Write the data out again exactly and in full.

DATASET RECORDS:
═══

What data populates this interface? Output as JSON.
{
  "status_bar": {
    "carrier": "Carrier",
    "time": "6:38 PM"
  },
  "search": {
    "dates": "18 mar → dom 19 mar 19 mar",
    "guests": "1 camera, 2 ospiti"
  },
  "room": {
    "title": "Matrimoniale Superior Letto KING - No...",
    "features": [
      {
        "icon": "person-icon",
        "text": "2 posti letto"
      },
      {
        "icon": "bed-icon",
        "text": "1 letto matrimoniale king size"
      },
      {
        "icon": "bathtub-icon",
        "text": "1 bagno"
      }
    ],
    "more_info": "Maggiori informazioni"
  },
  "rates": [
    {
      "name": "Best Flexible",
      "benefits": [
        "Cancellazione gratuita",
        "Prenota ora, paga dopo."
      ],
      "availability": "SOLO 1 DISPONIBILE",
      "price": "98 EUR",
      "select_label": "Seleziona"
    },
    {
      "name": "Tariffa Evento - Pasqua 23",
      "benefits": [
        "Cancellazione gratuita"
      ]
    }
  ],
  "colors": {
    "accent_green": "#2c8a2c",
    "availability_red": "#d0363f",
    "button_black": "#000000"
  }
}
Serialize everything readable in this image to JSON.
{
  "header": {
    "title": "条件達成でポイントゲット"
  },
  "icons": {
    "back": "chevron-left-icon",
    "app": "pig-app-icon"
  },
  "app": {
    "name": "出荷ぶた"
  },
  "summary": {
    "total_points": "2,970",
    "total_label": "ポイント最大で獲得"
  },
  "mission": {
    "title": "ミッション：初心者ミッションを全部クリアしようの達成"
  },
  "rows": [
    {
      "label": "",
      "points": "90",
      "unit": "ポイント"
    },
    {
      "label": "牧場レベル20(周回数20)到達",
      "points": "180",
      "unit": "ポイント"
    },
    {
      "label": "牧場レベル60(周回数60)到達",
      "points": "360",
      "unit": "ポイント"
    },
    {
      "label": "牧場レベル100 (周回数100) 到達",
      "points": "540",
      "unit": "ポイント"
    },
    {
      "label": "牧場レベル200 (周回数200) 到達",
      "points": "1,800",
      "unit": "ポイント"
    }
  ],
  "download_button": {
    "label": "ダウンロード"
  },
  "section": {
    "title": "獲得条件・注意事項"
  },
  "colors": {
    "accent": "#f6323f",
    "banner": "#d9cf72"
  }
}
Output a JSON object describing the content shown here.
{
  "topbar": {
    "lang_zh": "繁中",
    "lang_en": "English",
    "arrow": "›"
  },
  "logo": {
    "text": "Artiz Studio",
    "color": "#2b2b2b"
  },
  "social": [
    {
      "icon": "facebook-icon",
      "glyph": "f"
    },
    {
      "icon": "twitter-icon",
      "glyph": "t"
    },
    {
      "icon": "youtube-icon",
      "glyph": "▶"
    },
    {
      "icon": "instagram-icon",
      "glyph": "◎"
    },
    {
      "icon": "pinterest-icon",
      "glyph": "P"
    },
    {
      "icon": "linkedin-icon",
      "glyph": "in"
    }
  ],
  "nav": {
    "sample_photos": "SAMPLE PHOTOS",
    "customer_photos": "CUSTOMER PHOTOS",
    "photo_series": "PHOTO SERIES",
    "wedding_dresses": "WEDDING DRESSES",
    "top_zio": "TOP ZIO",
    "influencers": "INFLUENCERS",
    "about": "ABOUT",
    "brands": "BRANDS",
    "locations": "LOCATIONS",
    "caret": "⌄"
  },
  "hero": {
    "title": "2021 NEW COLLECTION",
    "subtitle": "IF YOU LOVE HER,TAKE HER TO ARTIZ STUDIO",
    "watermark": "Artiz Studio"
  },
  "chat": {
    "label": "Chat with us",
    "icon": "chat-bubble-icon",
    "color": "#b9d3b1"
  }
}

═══

FINISHED TASK:
What data populates this interface? Output as JSON.
{
  "status_bar": {
    "carrier": "Carrier",
    "time": "6:38 PM"
  },
  "search": {
    "dates": "18 mar → dom 19 mar 19 mar",
    "guests": "1 camera, 2 ospiti"
  },
  "room": {
    "title": "Matrimoniale Superior Letto KING - No...",
    "features": [
      {
        "icon": "person-icon",
        "text": "2 posti letto"
      },
      {
        "icon": "bed-icon",
        "text": "1 letto matrimoniale king size"
      },
      {
        "icon": "bathtub-icon",
        "text": "1 bagno"
      }
    ],
    "more_info": "Maggiori informazioni"
  },
  "rates": [
    {
      "name": "Best Flexible",
      "benefits": [
        "Cancellazione gratuita",
        "Prenota ora, paga dopo."
      ],
      "availability": "SOLO 1 DISPONIBILE",
      "price": "98 EUR",
      "select_label": "Seleziona"
    },
    {
      "name": "Tariffa Evento - Pasqua 23",
      "benefits": [
        "Cancellazione gratuita"
      ]
    }
  ],
  "colors": {
    "accent_green": "#2c8a2c",
    "availability_red": "#d0363f",
    "button_black": "#000000"
  }
}
Serialize everything readable in this image to JSON.
{
  "header": {
    "title": "条件達成でポイントゲット"
  },
  "icons": {
    "back": "chevron-left-icon",
    "app": "pig-app-icon"
  },
  "app": {
    "name": "出荷ぶた"
  },
  "summary": {
    "total_points": "2,970",
    "total_label": "ポイント最大で獲得"
  },
  "mission": {
    "title": "ミッション：初心者ミッションを全部クリアしようの達成"
  },
  "rows": [
    {
      "label": "",
      "points": "90",
      "unit": "ポイント"
    },
    {
      "label": "牧場レベル20(周回数20)到達",
      "points": "180",
      "unit": "ポイント"
    },
    {
      "label": "牧場レベル60(周回数60)到達",
      "points": "360",
      "unit": "ポイント"
    },
    {
      "label": "牧場レベル100 (周回数100) 到達",
      "points": "540",
      "unit": "ポイント"
    },
    {
      "label": "牧場レベル200 (周回数200) 到達",
      "points": "1,800",
      "unit": "ポイント"
    }
  ],
  "download_button": {
    "label": "ダウンロード"
  },
  "section": {
    "title": "獲得条件・注意事項"
  },
  "colors": {
    "accent": "#f6323f",
    "banner": "#d9cf72"
  }
}
Output a JSON object describing the content shown here.
{
  "topbar": {
    "lang_zh": "繁中",
    "lang_en": "English",
    "arrow": "›"
  },
  "logo": {
    "text": "Artiz Studio",
    "color": "#2b2b2b"
  },
  "social": [
    {
      "icon": "facebook-icon",
      "glyph": "f"
    },
    {
      "icon": "twitter-icon",
      "glyph": "t"
    },
    {
      "icon": "youtube-icon",
      "glyph": "▶"
    },
    {
      "icon": "instagram-icon",
      "glyph": "◎"
    },
    {
      "icon": "pinterest-icon",
      "glyph": "P"
    },
    {
      "icon": "linkedin-icon",
      "glyph": "in"
    }
  ],
  "nav": {
    "sample_photos": "SAMPLE PHOTOS",
    "customer_photos": "CUSTOMER PHOTOS",
    "photo_series": "PHOTO SERIES",
    "wedding_dresses": "WEDDING DRESSES",
    "top_zio": "TOP ZIO",
    "influencers": "INFLUENCERS",
    "about": "ABOUT",
    "brands": "BRANDS",
    "locations": "LOCATIONS",
    "caret": "⌄"
  },
  "hero": {
    "title": "2021 NEW COLLECTION",
    "subtitle": "IF YOU LOVE HER,TAKE HER TO ARTIZ STUDIO",
    "watermark": "Artiz Studio"
  },
  "chat": {
    "label": "Chat with us",
    "icon": "chat-bubble-icon",
    "color": "#b9d3b1"
  }
}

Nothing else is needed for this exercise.